On our second day in Johannesburg, the Monarch Hotel’s concierge coordinated a driver for us to visit many of the city’s cultural museums and historical sites. I had to laugh at Brenden’s reaction when he realized we would be taking a Mercedes to the township of Soweto, but the hotel staff assured us we would be safe.
Our first stop was the Apartheid Museum near Gold Reef city. We spent well over an hour at the museum learning the timeline and events that defined South Africa during the Apartheid era. Detailed throughout the exhibit were all the trials and tribulations of the country and its people. We were incredibly impressed with how well the museum was curated to tell the story through interesting exhibits.

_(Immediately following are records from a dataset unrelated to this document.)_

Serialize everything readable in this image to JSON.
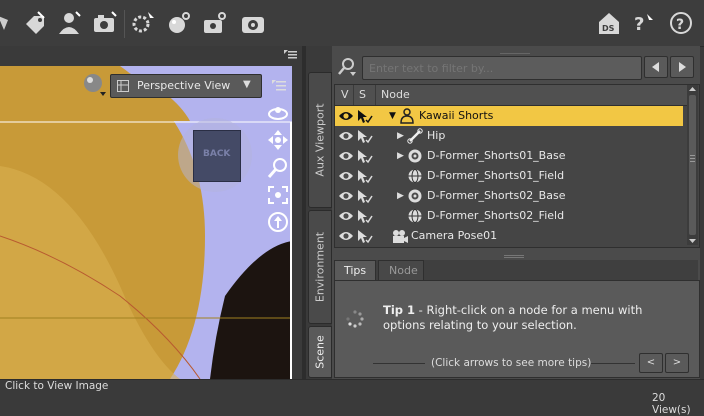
{
  "viewport": {
    "view_select": "Perspective View",
    "cube_label": "BACK"
  },
  "side_tabs": {
    "aux_viewport": "Aux Viewport",
    "environment": "Environment",
    "scene": "Scene"
  },
  "scene": {
    "filter_placeholder": "Enter text to filter by...",
    "columns": [
      "V",
      "S",
      "Node"
    ],
    "nodes": [
      {
        "label": "Kawaii Shorts",
        "selected": true,
        "expander": "down",
        "icon": "figure-icon"
      },
      {
        "label": "Hip",
        "selected": false,
        "expander": "right",
        "icon": "bone-icon"
      },
      {
        "label": "D-Former_Shorts01_Base",
        "selected": false,
        "expander": "right",
        "icon": "dformer-base-icon"
      },
      {
        "label": "D-Former_Shorts01_Field",
        "selected": false,
        "expander": "",
        "icon": "dformer-field-icon"
      },
      {
        "label": "D-Former_Shorts02_Base",
        "selected": false,
        "expander": "right",
        "icon": "dformer-base-icon"
      },
      {
        "label": "D-Former_Shorts02_Field",
        "selected": false,
        "expander": "",
        "icon": "dformer-field-icon"
      },
      {
        "label": "Camera Pose01",
        "selected": false,
        "expander": "",
        "icon": "camera-icon"
      }
    ],
    "bottom_tabs": [
      "Tips",
      "Node"
    ],
    "tip_title": "Tip 1",
    "tip_text": " - Right-click on a node for a menu with options relating to your selection.",
    "tip_nav": "(Click arrows to see more tips)",
    "prev_label": "<",
    "next_label": ">"
  },
  "status": {
    "left": "Click to View Image",
    "right": "20 View(s)"
  },
  "colors": {
    "selection": "#f2c744",
    "viewport_bg": "#b3b3ee",
    "figure": "#c89a38"
  }
}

From the Apartheid museum, we made our way past the football/soccer stadium that was built for the 2010 World Cup and then onto the township of Soweto. We drove through several sections of Soweto, which as Brenden explained to me, showed vast improvement in infrastructure and safety since Brenden’s last visited as a boy.
Located in a section of Soweto called, Orlando West, is Nelson Mandela’s former home, now the museum, Mandela House. We took a 20 minute tour around the home with a knowledgeable guide that provided detailed stories of the historical significance of the house during the apartheid.
Just around the corner from Mandela’s home was the experience Brenden was looking forward to the entire day, enjoying the local ‘brew’ at a Shebeen. The beer is made from maze and aptly named “Joburg” beer. This was a true local experience for us as we sat with one of the friendly locals, who had clearly started the party well before our arrival. We would definitely recommend tasting the beer just to check it off your list, but it likely won’t end up in your fridge at home. Both Brenden and I would probably rate it as one of our least favorite beers. It was served warm/room temperature and had a strong sour/bitter flavor with a lasting after taste. My favorite is the warning on the carton “DON’T DRINK AND WALK ON THE ROAD, YOU MAY BE KILLED”.
From here we made our way through the traffic to the other side of Johannesburg to visit Liliesleaf in the suburb of Rivonia. Liliesleaf, known as “A place of liberation” was a suburban house which became the place of refuge for leaders of the liberation struggle to debate politics and military policy to overthrow the apartheid regime. The home and spacious grounds are now a museum with many dynamic and interactive exhibits to convey the stories of the past.
After a full day of touring the city and learning so much about the history of this great country, we went back to the Monarch Hotel where we sat outside in the peaceful courtyard for a nice drink and a small bite to eat. A perfect ending to a wonderful day in Johannesburg.